● What to do: Your answer must restate each entry below word for word, with no pictures in it.

Dataset items:
*****
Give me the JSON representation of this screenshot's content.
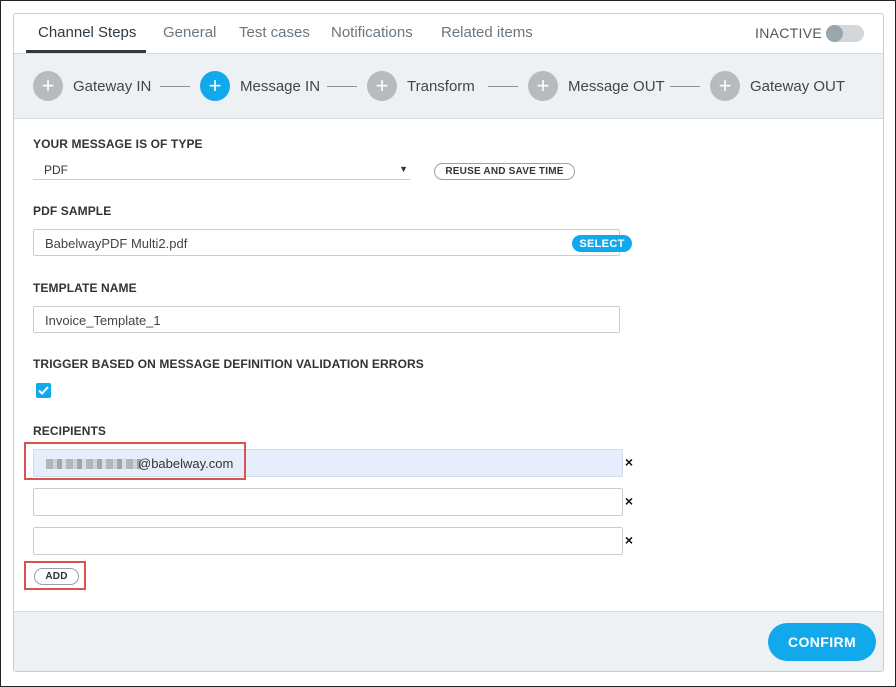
{
  "tabs": [
    {
      "label": "Channel Steps",
      "active": true
    },
    {
      "label": "General"
    },
    {
      "label": "Test cases"
    },
    {
      "label": "Notifications"
    },
    {
      "label": "Related items"
    }
  ],
  "status": {
    "label": "INACTIVE",
    "enabled": false
  },
  "steps": [
    {
      "label": "Gateway IN",
      "icon": "plus-icon"
    },
    {
      "label": "Message IN",
      "icon": "plus-icon",
      "active": true
    },
    {
      "label": "Transform",
      "icon": "plus-icon"
    },
    {
      "label": "Message OUT",
      "icon": "plus-icon"
    },
    {
      "label": "Gateway OUT",
      "icon": "plus-icon"
    }
  ],
  "form": {
    "message_type_label": "YOUR MESSAGE IS OF TYPE",
    "message_type_value": "PDF",
    "reuse_button": "REUSE AND SAVE TIME",
    "pdf_sample_label": "PDF SAMPLE",
    "pdf_sample_value": "BabelwayPDF Multi2.pdf",
    "select_button": "SELECT",
    "template_name_label": "TEMPLATE NAME",
    "template_name_value": "Invoice_Template_1",
    "trigger_label": "TRIGGER BASED ON MESSAGE DEFINITION VALIDATION ERRORS",
    "trigger_checked": true,
    "recipients_label": "RECIPIENTS",
    "recipients": [
      {
        "value": "@babelway.com",
        "redacted_prefix": true
      },
      {
        "value": ""
      },
      {
        "value": ""
      }
    ],
    "remove_symbol": "×",
    "add_button": "ADD"
  },
  "footer": {
    "confirm_button": "CONFIRM"
  },
  "colors": {
    "accent": "#12a8ec",
    "highlight": "#d9534f",
    "muted_step": "#b5bbbf"
  }
}
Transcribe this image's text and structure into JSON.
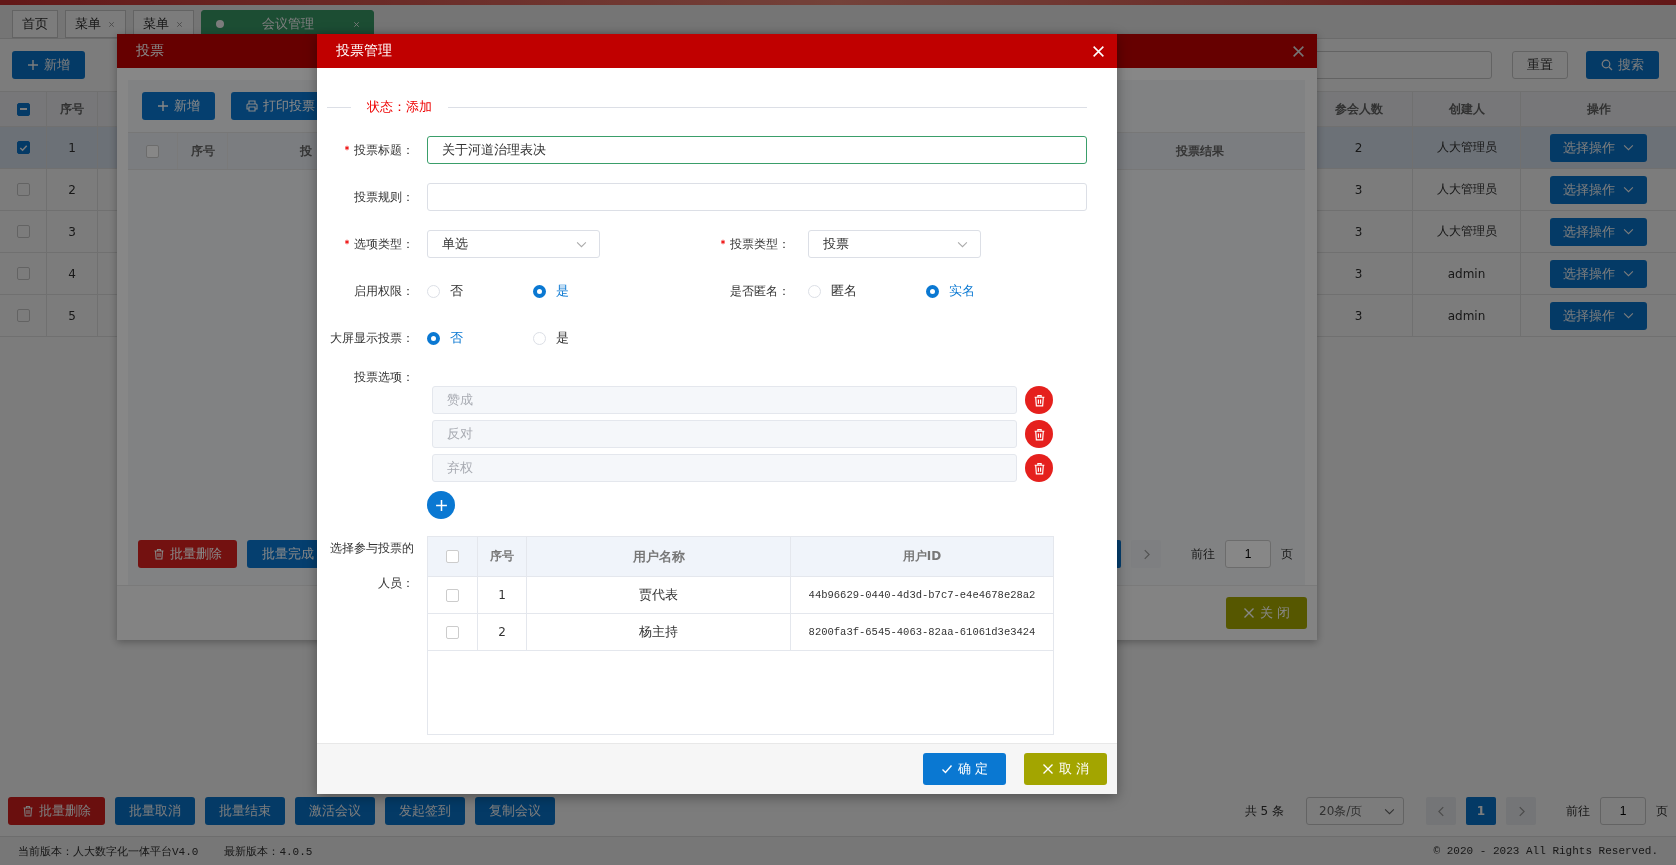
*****
● Answer to the problem:
Give me the JSON representation of this screenshot's content.
{
  "tabs": [
    {
      "label": "Channel Steps",
      "active": true
    },
    {
      "label": "General"
    },
    {
      "label": "Test cases"
    },
    {
      "label": "Notifications"
    },
    {
      "label": "Related items"
    }
  ],
  "status": {
    "label": "INACTIVE",
    "enabled": false
  },
  "steps": [
    {
      "label": "Gateway IN",
      "icon": "plus-icon"
    },
    {
      "label": "Message IN",
      "icon": "plus-icon",
      "active": true
    },
    {
      "label": "Transform",
      "icon": "plus-icon"
    },
    {
      "label": "Message OUT",
      "icon": "plus-icon"
    },
    {
      "label": "Gateway OUT",
      "icon": "plus-icon"
    }
  ],
  "form": {
    "message_type_label": "YOUR MESSAGE IS OF TYPE",
    "message_type_value": "PDF",
    "reuse_button": "REUSE AND SAVE TIME",
    "pdf_sample_label": "PDF SAMPLE",
    "pdf_sample_value": "BabelwayPDF Multi2.pdf",
    "select_button": "SELECT",
    "template_name_label": "TEMPLATE NAME",
    "template_name_value": "Invoice_Template_1",
    "trigger_label": "TRIGGER BASED ON MESSAGE DEFINITION VALIDATION ERRORS",
    "trigger_checked": true,
    "recipients_label": "RECIPIENTS",
    "recipients": [
      {
        "value": "@babelway.com",
        "redacted_prefix": true
      },
      {
        "value": ""
      },
      {
        "value": ""
      }
    ],
    "remove_symbol": "×",
    "add_button": "ADD"
  },
  "footer": {
    "confirm_button": "CONFIRM"
  },
  "colors": {
    "accent": "#12a8ec",
    "highlight": "#d9534f",
    "muted_step": "#b5bbbf"
  }
}
Transcribe this image's text and structure into JSON.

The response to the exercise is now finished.